Find all lines in the records that include the word "icon", and copy them out.
Supplied entries section start
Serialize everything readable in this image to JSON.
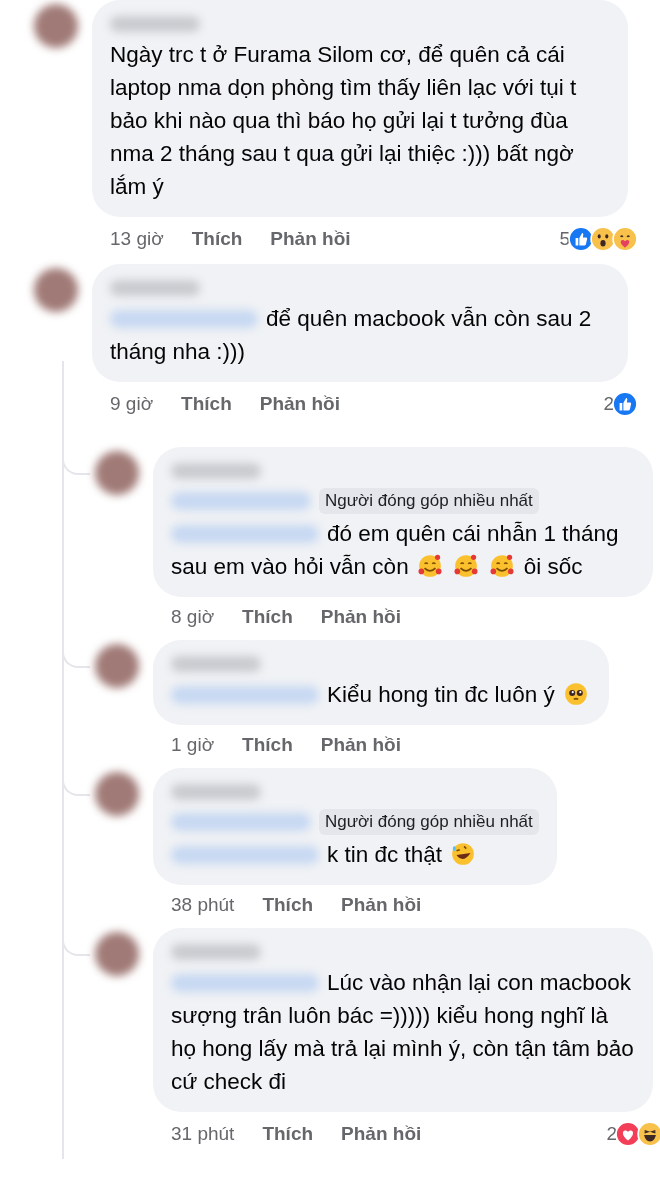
{
  "comments": [
    {
      "body": [
        {
          "kind": "text",
          "text": "Ngày trc t ở Furama Silom cơ, để quên cả cái laptop nma dọn phòng tìm thấy liên lạc với tụi t bảo khi nào qua thì báo họ gửi lại t tưởng đùa nma 2 tháng sau t qua gửi lại thiệc :))) bất ngờ lắm ý"
        }
      ],
      "time": "13 giờ",
      "like": "Thích",
      "reply": "Phản hồi",
      "reaction_count": "5",
      "reactions": [
        {
          "kind": "like"
        },
        {
          "kind": "wow"
        },
        {
          "kind": "care"
        }
      ]
    },
    {
      "mention": true,
      "body": [
        {
          "kind": "text",
          "text": "để quên macbook vẫn còn sau 2 tháng nha :)))"
        }
      ],
      "time": "9 giờ",
      "like": "Thích",
      "reply": "Phản hồi",
      "reaction_count": "2",
      "reactions": [
        {
          "kind": "like"
        }
      ],
      "children": [
        {
          "mention": true,
          "badge": "Người đóng góp nhiều nhất",
          "body": [
            {
              "kind": "text",
              "text": "đó em quên cái nhẫn 1 tháng"
            },
            {
              "kind": "text",
              "text": "sau em vào hỏi vẫn còn"
            },
            {
              "kind": "hearts-face"
            },
            {
              "kind": "hearts-face"
            },
            {
              "kind": "hearts-face"
            },
            {
              "kind": "text",
              "text": "ôi sốc"
            }
          ],
          "time": "8 giờ",
          "like": "Thích",
          "reply": "Phản hồi"
        },
        {
          "mention": true,
          "body": [
            {
              "kind": "text",
              "text": "Kiểu hong tin đc luôn ý"
            },
            {
              "kind": "pleading-face"
            }
          ],
          "time": "1 giờ",
          "like": "Thích",
          "reply": "Phản hồi"
        },
        {
          "mention": true,
          "badge": "Người đóng góp nhiều nhất",
          "body": [
            {
              "kind": "text",
              "text": "k tin đc thật"
            },
            {
              "kind": "rofl-face"
            }
          ],
          "time": "38 phút",
          "like": "Thích",
          "reply": "Phản hồi"
        },
        {
          "mention": true,
          "body": [
            {
              "kind": "text",
              "text": "Lúc vào nhận lại con macbook sượng trân luôn bác =))))) kiểu hong nghĩ là họ hong lấy mà trả lại mình ý, còn tận tâm bảo cứ check đi"
            }
          ],
          "time": "31 phút",
          "like": "Thích",
          "reply": "Phản hồi",
          "reaction_count": "2",
          "reactions": [
            {
              "kind": "love"
            },
            {
              "kind": "haha"
            }
          ]
        }
      ]
    }
  ]
}
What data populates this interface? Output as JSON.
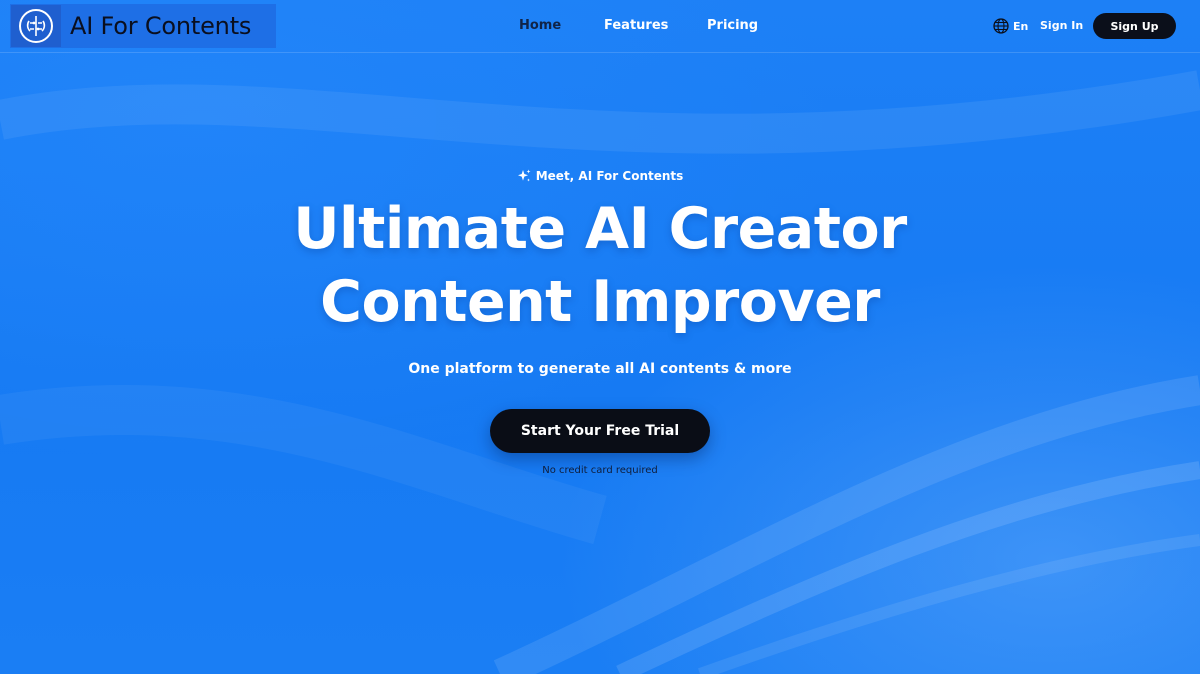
{
  "brand": {
    "name": "AI For Contents",
    "logo_icon": "brain-circuit-icon"
  },
  "nav": {
    "links": [
      {
        "label": "Home",
        "active": true
      },
      {
        "label": "Features",
        "active": false
      },
      {
        "label": "Pricing",
        "active": false
      }
    ],
    "language": {
      "icon": "globe-icon",
      "label": "En"
    },
    "sign_in": "Sign In",
    "sign_up": "Sign Up"
  },
  "hero": {
    "eyebrow_icon": "sparkle-icon",
    "eyebrow": "Meet, AI For Contents",
    "headline_line1": "Ultimate AI Creator",
    "headline_line2": "Content Improver",
    "subheadline": "One platform to generate all AI contents & more",
    "cta_label": "Start Your Free Trial",
    "cta_note": "No credit card required"
  },
  "colors": {
    "background": "#1a7cf5",
    "dark_button": "#0b0f1a",
    "active_nav": "#102448"
  }
}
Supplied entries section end
- _Solution to this exercise_:
    "logo_icon": "brain-circuit-icon"
      "icon": "globe-icon",
    "eyebrow_icon": "sparkle-icon",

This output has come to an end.